Could you output each record below exactly as it stands and leave the pictures out?
[[ Record extracts, beginning ]]
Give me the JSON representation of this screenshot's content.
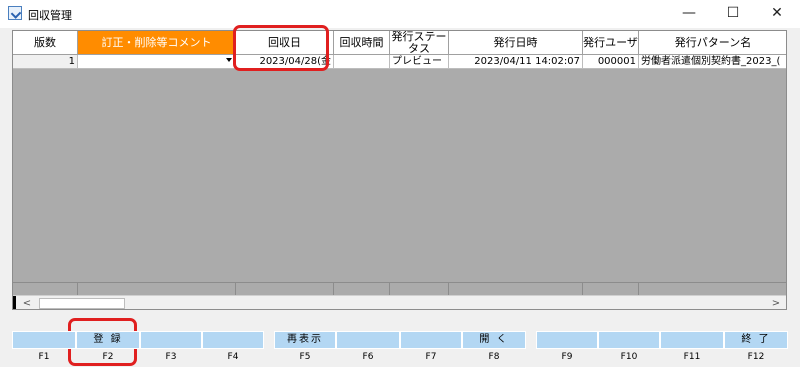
{
  "window": {
    "title": "回収管理",
    "minimize": "—",
    "maximize": "☐",
    "close": "✕"
  },
  "grid": {
    "headers": {
      "version": "版数",
      "comment": "訂正・削除等コメント",
      "collect_date": "回収日",
      "collect_time": "回収時間",
      "status": "発行ステータス",
      "issue_datetime": "発行日時",
      "issue_user": "発行ユーザ",
      "pattern_name": "発行パターン名"
    },
    "rows": [
      {
        "version": "1",
        "comment": "",
        "collect_date": "2023/04/28(金",
        "collect_time": "",
        "status": "プレビュー",
        "issue_datetime": "2023/04/11 14:02:07",
        "issue_user": "000001",
        "pattern_name": "労働者派遣個別契約書_2023_("
      }
    ]
  },
  "fkeys": [
    {
      "key": "F1",
      "label": ""
    },
    {
      "key": "F2",
      "label": "登 録"
    },
    {
      "key": "F3",
      "label": ""
    },
    {
      "key": "F4",
      "label": ""
    },
    {
      "key": "F5",
      "label": "再表示"
    },
    {
      "key": "F6",
      "label": ""
    },
    {
      "key": "F7",
      "label": ""
    },
    {
      "key": "F8",
      "label": "開 く"
    },
    {
      "key": "F9",
      "label": ""
    },
    {
      "key": "F10",
      "label": ""
    },
    {
      "key": "F11",
      "label": ""
    },
    {
      "key": "F12",
      "label": "終 了"
    }
  ],
  "colors": {
    "accent": "#ff8c00",
    "fkey": "#b3d7f3",
    "highlight": "#e01f1f"
  }
}
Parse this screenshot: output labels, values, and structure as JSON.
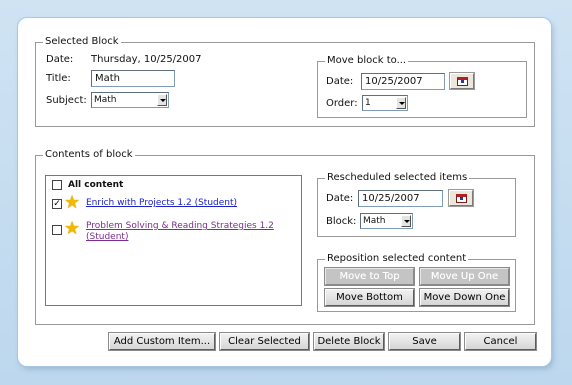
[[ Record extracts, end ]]
* **Solution to this task**
Give me the JSON representation of this screenshot's content.
{
  "window": {
    "title": "回収管理",
    "minimize": "—",
    "maximize": "☐",
    "close": "✕"
  },
  "grid": {
    "headers": {
      "version": "版数",
      "comment": "訂正・削除等コメント",
      "collect_date": "回収日",
      "collect_time": "回収時間",
      "status": "発行ステータス",
      "issue_datetime": "発行日時",
      "issue_user": "発行ユーザ",
      "pattern_name": "発行パターン名"
    },
    "rows": [
      {
        "version": "1",
        "comment": "",
        "collect_date": "2023/04/28(金",
        "collect_time": "",
        "status": "プレビュー",
        "issue_datetime": "2023/04/11 14:02:07",
        "issue_user": "000001",
        "pattern_name": "労働者派遣個別契約書_2023_("
      }
    ]
  },
  "fkeys": [
    {
      "key": "F1",
      "label": ""
    },
    {
      "key": "F2",
      "label": "登 録"
    },
    {
      "key": "F3",
      "label": ""
    },
    {
      "key": "F4",
      "label": ""
    },
    {
      "key": "F5",
      "label": "再表示"
    },
    {
      "key": "F6",
      "label": ""
    },
    {
      "key": "F7",
      "label": ""
    },
    {
      "key": "F8",
      "label": "開 く"
    },
    {
      "key": "F9",
      "label": ""
    },
    {
      "key": "F10",
      "label": ""
    },
    {
      "key": "F11",
      "label": ""
    },
    {
      "key": "F12",
      "label": "終 了"
    }
  ],
  "colors": {
    "accent": "#ff8c00",
    "fkey": "#b3d7f3",
    "highlight": "#e01f1f"
  }
}
Parse this screenshot: output labels, values, and structure as JSON.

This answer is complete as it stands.